◆ **Exercise prompt**
For the entries below, report the number of lines where the string "школы" appears, and only that number.

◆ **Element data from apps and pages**
-=-=-
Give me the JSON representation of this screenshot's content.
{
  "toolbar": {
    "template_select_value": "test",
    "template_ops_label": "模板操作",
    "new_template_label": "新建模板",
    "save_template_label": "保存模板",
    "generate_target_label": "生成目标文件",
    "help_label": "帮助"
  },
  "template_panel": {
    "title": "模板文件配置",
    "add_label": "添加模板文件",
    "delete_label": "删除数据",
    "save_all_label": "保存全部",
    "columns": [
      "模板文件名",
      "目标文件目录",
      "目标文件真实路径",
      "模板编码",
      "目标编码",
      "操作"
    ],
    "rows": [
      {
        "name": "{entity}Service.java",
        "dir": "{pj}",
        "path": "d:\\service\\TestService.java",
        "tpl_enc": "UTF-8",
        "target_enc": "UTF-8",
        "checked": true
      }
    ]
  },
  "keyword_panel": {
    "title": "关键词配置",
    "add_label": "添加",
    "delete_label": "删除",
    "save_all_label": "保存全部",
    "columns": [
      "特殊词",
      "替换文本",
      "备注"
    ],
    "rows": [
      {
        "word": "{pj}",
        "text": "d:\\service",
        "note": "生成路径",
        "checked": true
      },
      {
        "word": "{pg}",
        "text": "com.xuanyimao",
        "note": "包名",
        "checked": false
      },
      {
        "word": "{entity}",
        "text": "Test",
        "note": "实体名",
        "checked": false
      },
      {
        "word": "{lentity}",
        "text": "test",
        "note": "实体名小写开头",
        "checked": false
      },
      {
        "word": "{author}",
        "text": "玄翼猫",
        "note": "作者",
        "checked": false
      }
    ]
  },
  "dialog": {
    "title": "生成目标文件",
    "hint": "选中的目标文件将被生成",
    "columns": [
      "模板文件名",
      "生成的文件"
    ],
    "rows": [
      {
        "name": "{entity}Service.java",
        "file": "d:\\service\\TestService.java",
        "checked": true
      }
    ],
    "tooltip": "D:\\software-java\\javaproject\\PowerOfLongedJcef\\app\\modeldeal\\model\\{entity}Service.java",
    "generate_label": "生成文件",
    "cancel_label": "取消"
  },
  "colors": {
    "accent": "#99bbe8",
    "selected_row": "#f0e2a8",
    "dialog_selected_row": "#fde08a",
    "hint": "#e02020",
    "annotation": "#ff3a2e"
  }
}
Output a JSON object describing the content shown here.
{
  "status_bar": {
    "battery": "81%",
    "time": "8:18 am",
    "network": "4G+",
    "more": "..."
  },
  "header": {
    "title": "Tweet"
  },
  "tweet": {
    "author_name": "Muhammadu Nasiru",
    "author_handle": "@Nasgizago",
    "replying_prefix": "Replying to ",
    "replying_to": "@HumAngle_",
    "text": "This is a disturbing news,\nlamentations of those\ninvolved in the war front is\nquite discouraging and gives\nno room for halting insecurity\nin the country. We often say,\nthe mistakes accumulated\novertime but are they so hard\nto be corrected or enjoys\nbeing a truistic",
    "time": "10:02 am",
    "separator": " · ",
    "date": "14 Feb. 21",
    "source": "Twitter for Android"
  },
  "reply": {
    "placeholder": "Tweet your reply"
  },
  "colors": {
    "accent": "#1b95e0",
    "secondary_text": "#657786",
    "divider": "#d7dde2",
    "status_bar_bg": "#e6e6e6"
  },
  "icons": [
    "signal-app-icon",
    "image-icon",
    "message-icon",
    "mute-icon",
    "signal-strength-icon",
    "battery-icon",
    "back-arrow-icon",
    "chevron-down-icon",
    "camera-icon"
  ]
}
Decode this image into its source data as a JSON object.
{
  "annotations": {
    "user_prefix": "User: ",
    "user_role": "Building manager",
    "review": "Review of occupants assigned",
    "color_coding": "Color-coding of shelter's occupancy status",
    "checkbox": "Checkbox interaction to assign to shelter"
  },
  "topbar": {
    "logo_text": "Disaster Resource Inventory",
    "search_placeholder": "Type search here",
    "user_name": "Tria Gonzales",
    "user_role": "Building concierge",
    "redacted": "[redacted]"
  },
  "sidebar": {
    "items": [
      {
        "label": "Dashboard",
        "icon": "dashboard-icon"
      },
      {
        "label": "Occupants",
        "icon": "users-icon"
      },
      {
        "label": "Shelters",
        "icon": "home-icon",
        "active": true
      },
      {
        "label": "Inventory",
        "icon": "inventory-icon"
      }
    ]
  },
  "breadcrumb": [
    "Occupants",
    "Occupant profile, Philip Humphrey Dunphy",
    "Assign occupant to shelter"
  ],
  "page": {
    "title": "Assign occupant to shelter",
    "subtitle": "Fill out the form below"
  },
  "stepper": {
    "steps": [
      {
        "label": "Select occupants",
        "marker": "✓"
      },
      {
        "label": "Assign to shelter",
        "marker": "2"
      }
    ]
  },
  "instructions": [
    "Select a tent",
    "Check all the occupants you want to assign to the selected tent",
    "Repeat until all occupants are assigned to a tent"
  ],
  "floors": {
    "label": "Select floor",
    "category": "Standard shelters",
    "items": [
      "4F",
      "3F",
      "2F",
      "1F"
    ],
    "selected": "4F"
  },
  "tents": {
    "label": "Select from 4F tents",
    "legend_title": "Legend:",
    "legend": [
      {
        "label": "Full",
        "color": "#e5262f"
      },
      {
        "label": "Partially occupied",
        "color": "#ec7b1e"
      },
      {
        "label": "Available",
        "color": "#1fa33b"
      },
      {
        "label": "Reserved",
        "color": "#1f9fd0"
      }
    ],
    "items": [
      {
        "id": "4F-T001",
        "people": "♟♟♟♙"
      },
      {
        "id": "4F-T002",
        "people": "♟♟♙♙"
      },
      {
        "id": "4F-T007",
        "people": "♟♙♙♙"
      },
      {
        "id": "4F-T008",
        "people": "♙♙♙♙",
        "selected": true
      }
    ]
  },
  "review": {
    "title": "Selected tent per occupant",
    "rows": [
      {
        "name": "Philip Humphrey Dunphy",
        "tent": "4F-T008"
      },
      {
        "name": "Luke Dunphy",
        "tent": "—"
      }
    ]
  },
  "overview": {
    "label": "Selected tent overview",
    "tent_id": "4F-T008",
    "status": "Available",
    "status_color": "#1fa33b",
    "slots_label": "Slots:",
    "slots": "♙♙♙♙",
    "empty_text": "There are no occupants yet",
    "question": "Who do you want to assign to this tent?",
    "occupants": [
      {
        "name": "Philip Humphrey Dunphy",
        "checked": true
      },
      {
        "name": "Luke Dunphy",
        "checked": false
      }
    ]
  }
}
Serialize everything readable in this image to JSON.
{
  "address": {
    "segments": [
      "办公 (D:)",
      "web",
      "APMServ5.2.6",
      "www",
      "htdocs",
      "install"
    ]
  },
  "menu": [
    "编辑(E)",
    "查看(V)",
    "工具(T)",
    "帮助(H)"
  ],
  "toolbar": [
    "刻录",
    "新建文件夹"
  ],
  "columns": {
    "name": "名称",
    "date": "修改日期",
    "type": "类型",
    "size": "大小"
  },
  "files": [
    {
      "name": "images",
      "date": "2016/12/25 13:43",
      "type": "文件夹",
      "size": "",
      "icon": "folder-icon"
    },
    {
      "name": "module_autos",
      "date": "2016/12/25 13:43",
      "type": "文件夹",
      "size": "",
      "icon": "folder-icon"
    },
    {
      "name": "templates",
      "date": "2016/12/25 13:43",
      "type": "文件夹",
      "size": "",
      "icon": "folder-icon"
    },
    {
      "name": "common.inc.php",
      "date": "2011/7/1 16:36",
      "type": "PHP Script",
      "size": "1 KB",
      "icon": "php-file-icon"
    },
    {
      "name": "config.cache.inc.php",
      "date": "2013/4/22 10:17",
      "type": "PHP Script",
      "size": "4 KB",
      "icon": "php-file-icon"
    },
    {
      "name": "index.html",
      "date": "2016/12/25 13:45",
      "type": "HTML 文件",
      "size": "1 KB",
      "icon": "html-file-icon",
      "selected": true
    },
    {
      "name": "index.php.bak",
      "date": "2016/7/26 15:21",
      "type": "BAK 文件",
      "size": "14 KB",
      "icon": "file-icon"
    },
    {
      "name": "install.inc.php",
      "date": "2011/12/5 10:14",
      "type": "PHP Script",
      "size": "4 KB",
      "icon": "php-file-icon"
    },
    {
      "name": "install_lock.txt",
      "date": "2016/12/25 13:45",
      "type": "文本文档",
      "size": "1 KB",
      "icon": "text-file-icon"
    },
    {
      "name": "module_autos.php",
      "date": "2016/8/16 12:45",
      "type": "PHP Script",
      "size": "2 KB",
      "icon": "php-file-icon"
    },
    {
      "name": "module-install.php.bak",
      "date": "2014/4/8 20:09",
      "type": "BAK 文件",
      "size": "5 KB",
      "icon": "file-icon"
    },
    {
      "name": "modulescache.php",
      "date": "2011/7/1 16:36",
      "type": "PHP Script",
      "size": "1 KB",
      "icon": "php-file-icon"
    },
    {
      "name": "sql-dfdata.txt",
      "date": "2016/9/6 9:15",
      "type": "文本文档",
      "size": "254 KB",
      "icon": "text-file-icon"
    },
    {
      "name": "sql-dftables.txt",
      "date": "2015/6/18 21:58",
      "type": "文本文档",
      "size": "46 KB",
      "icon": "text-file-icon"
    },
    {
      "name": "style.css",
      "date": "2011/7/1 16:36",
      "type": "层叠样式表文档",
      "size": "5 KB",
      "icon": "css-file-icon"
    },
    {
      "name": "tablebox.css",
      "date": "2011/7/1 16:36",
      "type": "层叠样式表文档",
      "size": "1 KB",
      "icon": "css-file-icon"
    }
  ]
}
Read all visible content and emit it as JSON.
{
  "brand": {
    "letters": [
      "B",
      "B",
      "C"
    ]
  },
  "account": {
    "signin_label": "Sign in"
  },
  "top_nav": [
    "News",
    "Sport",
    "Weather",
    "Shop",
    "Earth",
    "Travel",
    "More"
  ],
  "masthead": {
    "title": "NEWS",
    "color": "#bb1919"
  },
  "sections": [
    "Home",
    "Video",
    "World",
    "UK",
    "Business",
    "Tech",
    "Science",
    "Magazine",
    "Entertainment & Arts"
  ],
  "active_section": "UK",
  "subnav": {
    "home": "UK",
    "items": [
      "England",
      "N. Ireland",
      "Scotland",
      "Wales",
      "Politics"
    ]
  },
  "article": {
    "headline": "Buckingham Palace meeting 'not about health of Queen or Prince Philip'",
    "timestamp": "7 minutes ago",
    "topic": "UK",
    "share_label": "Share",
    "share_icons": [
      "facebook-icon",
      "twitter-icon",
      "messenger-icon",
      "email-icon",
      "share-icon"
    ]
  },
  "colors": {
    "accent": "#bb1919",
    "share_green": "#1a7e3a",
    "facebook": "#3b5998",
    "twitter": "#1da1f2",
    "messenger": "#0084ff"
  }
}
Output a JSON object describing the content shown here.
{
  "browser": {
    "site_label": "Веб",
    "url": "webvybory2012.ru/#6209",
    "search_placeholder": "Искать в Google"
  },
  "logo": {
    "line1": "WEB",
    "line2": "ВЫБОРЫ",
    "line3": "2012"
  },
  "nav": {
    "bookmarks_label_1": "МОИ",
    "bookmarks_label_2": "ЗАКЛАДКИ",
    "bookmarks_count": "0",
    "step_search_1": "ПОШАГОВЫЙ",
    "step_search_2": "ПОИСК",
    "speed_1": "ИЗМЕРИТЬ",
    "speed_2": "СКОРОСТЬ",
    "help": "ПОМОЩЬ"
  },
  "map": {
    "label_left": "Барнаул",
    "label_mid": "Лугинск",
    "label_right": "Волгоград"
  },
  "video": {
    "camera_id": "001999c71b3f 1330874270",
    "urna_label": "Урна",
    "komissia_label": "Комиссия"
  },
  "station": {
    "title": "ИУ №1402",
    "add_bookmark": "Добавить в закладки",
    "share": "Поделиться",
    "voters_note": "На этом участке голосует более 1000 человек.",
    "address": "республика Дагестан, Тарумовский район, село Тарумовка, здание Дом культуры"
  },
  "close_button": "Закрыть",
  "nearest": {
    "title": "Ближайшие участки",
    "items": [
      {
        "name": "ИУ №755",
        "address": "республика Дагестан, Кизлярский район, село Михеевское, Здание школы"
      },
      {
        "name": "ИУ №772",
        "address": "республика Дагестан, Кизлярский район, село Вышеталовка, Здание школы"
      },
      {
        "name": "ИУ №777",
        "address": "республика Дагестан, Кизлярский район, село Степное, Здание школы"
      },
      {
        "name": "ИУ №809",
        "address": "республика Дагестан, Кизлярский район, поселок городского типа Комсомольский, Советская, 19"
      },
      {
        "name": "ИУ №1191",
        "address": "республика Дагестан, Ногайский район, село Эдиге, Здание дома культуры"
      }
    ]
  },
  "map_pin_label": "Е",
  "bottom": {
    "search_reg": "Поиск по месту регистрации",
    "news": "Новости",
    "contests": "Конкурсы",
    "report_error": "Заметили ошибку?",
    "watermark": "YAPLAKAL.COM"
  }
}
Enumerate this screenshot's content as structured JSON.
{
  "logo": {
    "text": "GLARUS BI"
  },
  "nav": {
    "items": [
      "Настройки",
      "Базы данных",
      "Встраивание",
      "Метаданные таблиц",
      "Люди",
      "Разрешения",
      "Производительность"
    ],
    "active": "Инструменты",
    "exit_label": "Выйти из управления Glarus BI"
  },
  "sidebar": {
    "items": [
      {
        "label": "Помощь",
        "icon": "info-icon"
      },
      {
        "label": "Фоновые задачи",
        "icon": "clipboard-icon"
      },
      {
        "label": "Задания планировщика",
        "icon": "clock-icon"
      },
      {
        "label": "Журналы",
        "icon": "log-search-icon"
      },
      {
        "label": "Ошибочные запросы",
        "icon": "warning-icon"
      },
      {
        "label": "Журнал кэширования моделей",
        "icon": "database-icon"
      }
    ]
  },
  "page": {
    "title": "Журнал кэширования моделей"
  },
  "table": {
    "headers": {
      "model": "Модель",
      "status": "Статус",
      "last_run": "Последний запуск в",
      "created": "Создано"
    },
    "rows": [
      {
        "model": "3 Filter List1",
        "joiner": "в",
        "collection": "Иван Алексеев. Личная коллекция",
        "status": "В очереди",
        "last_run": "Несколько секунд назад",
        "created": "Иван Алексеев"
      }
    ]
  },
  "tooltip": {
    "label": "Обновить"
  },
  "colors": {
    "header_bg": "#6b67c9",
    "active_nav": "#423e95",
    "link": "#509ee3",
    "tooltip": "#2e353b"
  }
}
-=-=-
◆ **Task answer**
3